══ DATASET RECORDS ══

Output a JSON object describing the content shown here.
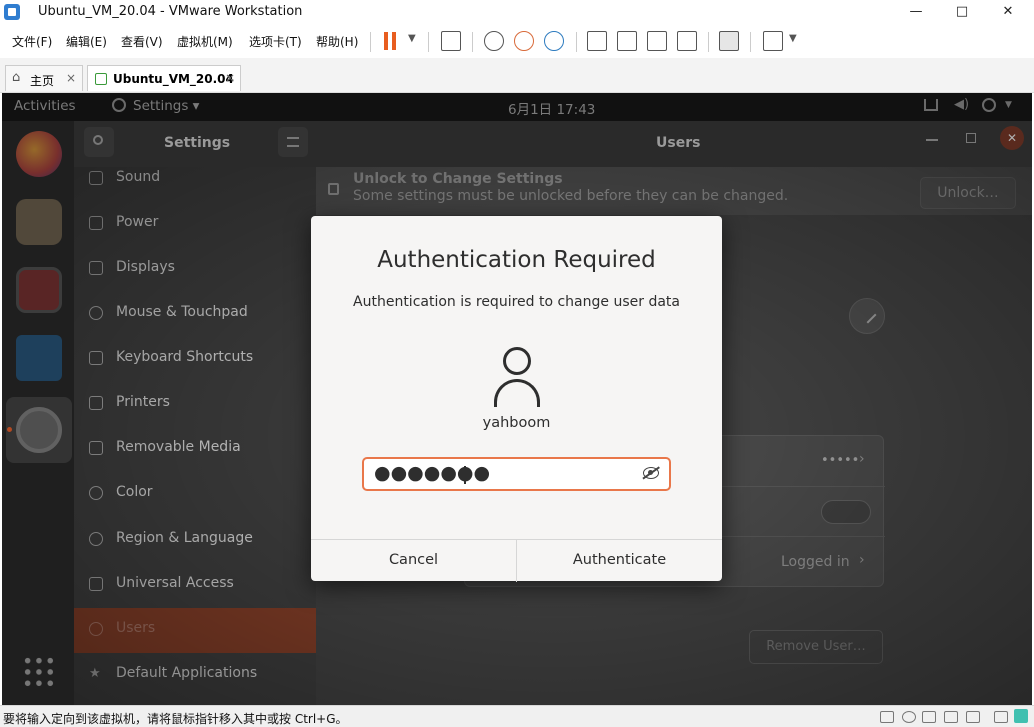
{
  "window": {
    "title": "Ubuntu_VM_20.04 - VMware Workstation",
    "minimize": "—",
    "maximize": "□",
    "close": "✕"
  },
  "menu": {
    "items": [
      "文件(F)",
      "编辑(E)",
      "查看(V)",
      "虚拟机(M)",
      "选项卡(T)",
      "帮助(H)"
    ]
  },
  "tabs": {
    "home": "主页",
    "vm": "Ubuntu_VM_20.04",
    "close": "×"
  },
  "guest_topbar": {
    "activities": "Activities",
    "app_menu": "Settings ▾",
    "clock": "6月1日  17:43"
  },
  "settings": {
    "title": "Settings",
    "panel_title": "Users",
    "sidebar": [
      "Sound",
      "Power",
      "Displays",
      "Mouse & Touchpad",
      "Keyboard Shortcuts",
      "Printers",
      "Removable Media",
      "Color",
      "Region & Language",
      "Universal Access",
      "Users",
      "Default Applications"
    ],
    "selected": "Users",
    "unlock_title": "Unlock to Change Settings",
    "unlock_sub": "Some settings must be unlocked before they can be changed.",
    "unlock_button": "Unlock…",
    "password_value": "•••••",
    "last_login": "Logged in",
    "remove_user": "Remove User…"
  },
  "dialog": {
    "title": "Authentication Required",
    "message": "Authentication is required to change user data",
    "username": "yahboom",
    "password_dots": "●●●●●●●",
    "cancel": "Cancel",
    "authenticate": "Authenticate"
  },
  "statusbar": {
    "hint": "要将输入定向到该虚拟机，请将鼠标指针移入其中或按 Ctrl+G。"
  },
  "colors": {
    "accent": "#e9774a",
    "selected_row": "#7b3a25"
  }
}
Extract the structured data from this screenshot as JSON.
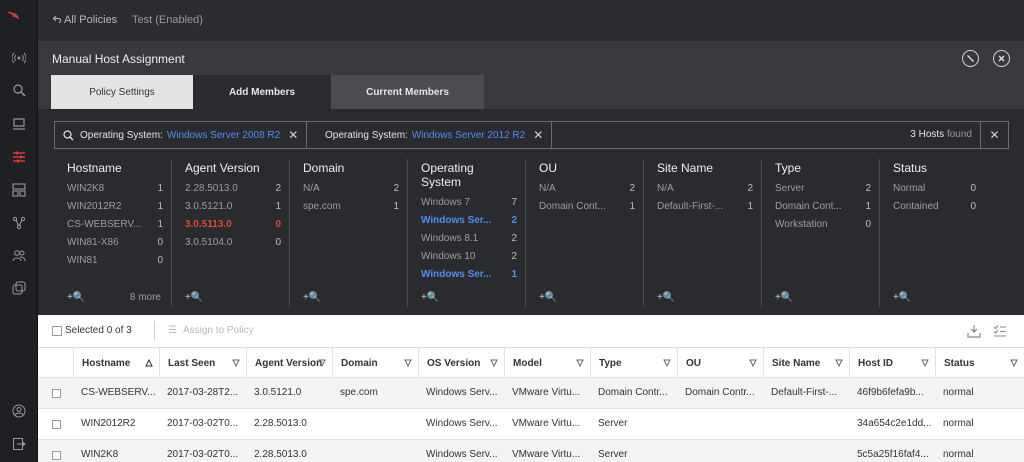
{
  "topbar": {
    "back_label": "All Policies",
    "current": "Test (Enabled)"
  },
  "panel": {
    "title": "Manual Host Assignment",
    "tabs": [
      {
        "label": "Policy Settings"
      },
      {
        "label": "Add Members"
      },
      {
        "label": "Current Members"
      }
    ]
  },
  "filters": {
    "chips": [
      {
        "key": "Operating System:",
        "value": "Windows Server 2008 R2"
      },
      {
        "key": "Operating System:",
        "value": "Windows Server 2012 R2"
      }
    ],
    "found_count": "3 Hosts",
    "found_word": "found"
  },
  "facets": [
    {
      "title": "Hostname",
      "rows": [
        {
          "label": "WIN2K8",
          "count": "1"
        },
        {
          "label": "WIN2012R2",
          "count": "1"
        },
        {
          "label": "CS-WEBSERV...",
          "count": "1"
        },
        {
          "label": "WIN81-X86",
          "count": "0"
        },
        {
          "label": "WIN81",
          "count": "0"
        }
      ],
      "add": "+🔍",
      "more": "8 more"
    },
    {
      "title": "Agent Version",
      "rows": [
        {
          "label": "2.28.5013.0",
          "count": "2"
        },
        {
          "label": "3.0.5121.0",
          "count": "1"
        },
        {
          "label": "3.0.5113.0",
          "count": "0",
          "state": "red"
        },
        {
          "label": "3.0.5104.0",
          "count": "0"
        }
      ],
      "add": "+🔍"
    },
    {
      "title": "Domain",
      "rows": [
        {
          "label": "N/A",
          "count": "2"
        },
        {
          "label": "spe.com",
          "count": "1"
        }
      ],
      "add": "+🔍"
    },
    {
      "title": "Operating System",
      "rows": [
        {
          "label": "Windows 7",
          "count": "7"
        },
        {
          "label": "Windows Ser...",
          "count": "2",
          "state": "sel"
        },
        {
          "label": "Windows 8.1",
          "count": "2"
        },
        {
          "label": "Windows 10",
          "count": "2"
        },
        {
          "label": "Windows Ser...",
          "count": "1",
          "state": "sel"
        }
      ],
      "add": "+🔍"
    },
    {
      "title": "OU",
      "rows": [
        {
          "label": "N/A",
          "count": "2"
        },
        {
          "label": "Domain Cont...",
          "count": "1"
        }
      ],
      "add": "+🔍"
    },
    {
      "title": "Site Name",
      "rows": [
        {
          "label": "N/A",
          "count": "2"
        },
        {
          "label": "Default-First-...",
          "count": "1"
        }
      ],
      "add": "+🔍"
    },
    {
      "title": "Type",
      "rows": [
        {
          "label": "Server",
          "count": "2"
        },
        {
          "label": "Domain Cont...",
          "count": "1"
        },
        {
          "label": "Workstation",
          "count": "0"
        }
      ],
      "add": "+🔍"
    },
    {
      "title": "Status",
      "rows": [
        {
          "label": "Normal",
          "count": "0"
        },
        {
          "label": "Contained",
          "count": "0"
        }
      ],
      "add": "+🔍"
    }
  ],
  "results": {
    "selected": "Selected 0 of 3",
    "assign": "Assign to Policy",
    "columns": [
      "Hostname",
      "Last Seen",
      "Agent Version",
      "Domain",
      "OS Version",
      "Model",
      "Type",
      "OU",
      "Site Name",
      "Host ID",
      "Status"
    ],
    "rows": [
      [
        "CS-WEBSERV...",
        "2017-03-28T2...",
        "3.0.5121.0",
        "spe.com",
        "Windows Serv...",
        "VMware Virtu...",
        "Domain Contr...",
        "Domain Contr...",
        "Default-First-...",
        "46f9b6fefa9b...",
        "normal"
      ],
      [
        "WIN2012R2",
        "2017-03-02T0...",
        "2.28.5013.0",
        "",
        "Windows Serv...",
        "VMware Virtu...",
        "Server",
        "",
        "",
        "34a654c2e1dd...",
        "normal"
      ],
      [
        "WIN2K8",
        "2017-03-02T0...",
        "2.28.5013.0",
        "",
        "Windows Serv...",
        "VMware Virtu...",
        "Server",
        "",
        "",
        "5c5a25f16faf4...",
        "normal"
      ]
    ]
  },
  "colors": {
    "accent_blue": "#4f8ff0",
    "alert_red": "#e6443d",
    "brand_red": "#e23b3b"
  }
}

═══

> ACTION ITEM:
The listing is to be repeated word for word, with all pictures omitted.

> SOLUTION FOR THIS TASK:
Output a JSON object describing the content shown here.
{
  "window": {
    "title": "Ubuntu_VM_20.04 - VMware Workstation",
    "minimize": "—",
    "maximize": "□",
    "close": "✕"
  },
  "menu": {
    "items": [
      "文件(F)",
      "编辑(E)",
      "查看(V)",
      "虚拟机(M)",
      "选项卡(T)",
      "帮助(H)"
    ]
  },
  "tabs": {
    "home": "主页",
    "vm": "Ubuntu_VM_20.04",
    "close": "×"
  },
  "guest_topbar": {
    "activities": "Activities",
    "app_menu": "Settings ▾",
    "clock": "6月1日  17:43"
  },
  "settings": {
    "title": "Settings",
    "panel_title": "Users",
    "sidebar": [
      "Sound",
      "Power",
      "Displays",
      "Mouse & Touchpad",
      "Keyboard Shortcuts",
      "Printers",
      "Removable Media",
      "Color",
      "Region & Language",
      "Universal Access",
      "Users",
      "Default Applications"
    ],
    "selected": "Users",
    "unlock_title": "Unlock to Change Settings",
    "unlock_sub": "Some settings must be unlocked before they can be changed.",
    "unlock_button": "Unlock…",
    "password_value": "•••••",
    "last_login": "Logged in",
    "remove_user": "Remove User…"
  },
  "dialog": {
    "title": "Authentication Required",
    "message": "Authentication is required to change user data",
    "username": "yahboom",
    "password_dots": "●●●●●●●",
    "cancel": "Cancel",
    "authenticate": "Authenticate"
  },
  "statusbar": {
    "hint": "要将输入定向到该虚拟机，请将鼠标指针移入其中或按 Ctrl+G。"
  },
  "colors": {
    "accent": "#e9774a",
    "selected_row": "#7b3a25"
  }
}
Extract the structured data from this screenshot as JSON.
{
  "topbar": {
    "back_label": "All Policies",
    "current": "Test (Enabled)"
  },
  "panel": {
    "title": "Manual Host Assignment",
    "tabs": [
      {
        "label": "Policy Settings"
      },
      {
        "label": "Add Members"
      },
      {
        "label": "Current Members"
      }
    ]
  },
  "filters": {
    "chips": [
      {
        "key": "Operating System:",
        "value": "Windows Server 2008 R2"
      },
      {
        "key": "Operating System:",
        "value": "Windows Server 2012 R2"
      }
    ],
    "found_count": "3 Hosts",
    "found_word": "found"
  },
  "facets": [
    {
      "title": "Hostname",
      "rows": [
        {
          "label": "WIN2K8",
          "count": "1"
        },
        {
          "label": "WIN2012R2",
          "count": "1"
        },
        {
          "label": "CS-WEBSERV...",
          "count": "1"
        },
        {
          "label": "WIN81-X86",
          "count": "0"
        },
        {
          "label": "WIN81",
          "count": "0"
        }
      ],
      "add": "+🔍",
      "more": "8 more"
    },
    {
      "title": "Agent Version",
      "rows": [
        {
          "label": "2.28.5013.0",
          "count": "2"
        },
        {
          "label": "3.0.5121.0",
          "count": "1"
        },
        {
          "label": "3.0.5113.0",
          "count": "0",
          "state": "red"
        },
        {
          "label": "3.0.5104.0",
          "count": "0"
        }
      ],
      "add": "+🔍"
    },
    {
      "title": "Domain",
      "rows": [
        {
          "label": "N/A",
          "count": "2"
        },
        {
          "label": "spe.com",
          "count": "1"
        }
      ],
      "add": "+🔍"
    },
    {
      "title": "Operating System",
      "rows": [
        {
          "label": "Windows 7",
          "count": "7"
        },
        {
          "label": "Windows Ser...",
          "count": "2",
          "state": "sel"
        },
        {
          "label": "Windows 8.1",
          "count": "2"
        },
        {
          "label": "Windows 10",
          "count": "2"
        },
        {
          "label": "Windows Ser...",
          "count": "1",
          "state": "sel"
        }
      ],
      "add": "+🔍"
    },
    {
      "title": "OU",
      "rows": [
        {
          "label": "N/A",
          "count": "2"
        },
        {
          "label": "Domain Cont...",
          "count": "1"
        }
      ],
      "add": "+🔍"
    },
    {
      "title": "Site Name",
      "rows": [
        {
          "label": "N/A",
          "count": "2"
        },
        {
          "label": "Default-First-...",
          "count": "1"
        }
      ],
      "add": "+🔍"
    },
    {
      "title": "Type",
      "rows": [
        {
          "label": "Server",
          "count": "2"
        },
        {
          "label": "Domain Cont...",
          "count": "1"
        },
        {
          "label": "Workstation",
          "count": "0"
        }
      ],
      "add": "+🔍"
    },
    {
      "title": "Status",
      "rows": [
        {
          "label": "Normal",
          "count": "0"
        },
        {
          "label": "Contained",
          "count": "0"
        }
      ],
      "add": "+🔍"
    }
  ],
  "results": {
    "selected": "Selected 0 of 3",
    "assign": "Assign to Policy",
    "columns": [
      "Hostname",
      "Last Seen",
      "Agent Version",
      "Domain",
      "OS Version",
      "Model",
      "Type",
      "OU",
      "Site Name",
      "Host ID",
      "Status"
    ],
    "rows": [
      [
        "CS-WEBSERV...",
        "2017-03-28T2...",
        "3.0.5121.0",
        "spe.com",
        "Windows Serv...",
        "VMware Virtu...",
        "Domain Contr...",
        "Domain Contr...",
        "Default-First-...",
        "46f9b6fefa9b...",
        "normal"
      ],
      [
        "WIN2012R2",
        "2017-03-02T0...",
        "2.28.5013.0",
        "",
        "Windows Serv...",
        "VMware Virtu...",
        "Server",
        "",
        "",
        "34a654c2e1dd...",
        "normal"
      ],
      [
        "WIN2K8",
        "2017-03-02T0...",
        "2.28.5013.0",
        "",
        "Windows Serv...",
        "VMware Virtu...",
        "Server",
        "",
        "",
        "5c5a25f16faf4...",
        "normal"
      ]
    ]
  },
  "colors": {
    "accent_blue": "#4f8ff0",
    "alert_red": "#e6443d",
    "brand_red": "#e23b3b"
  }
}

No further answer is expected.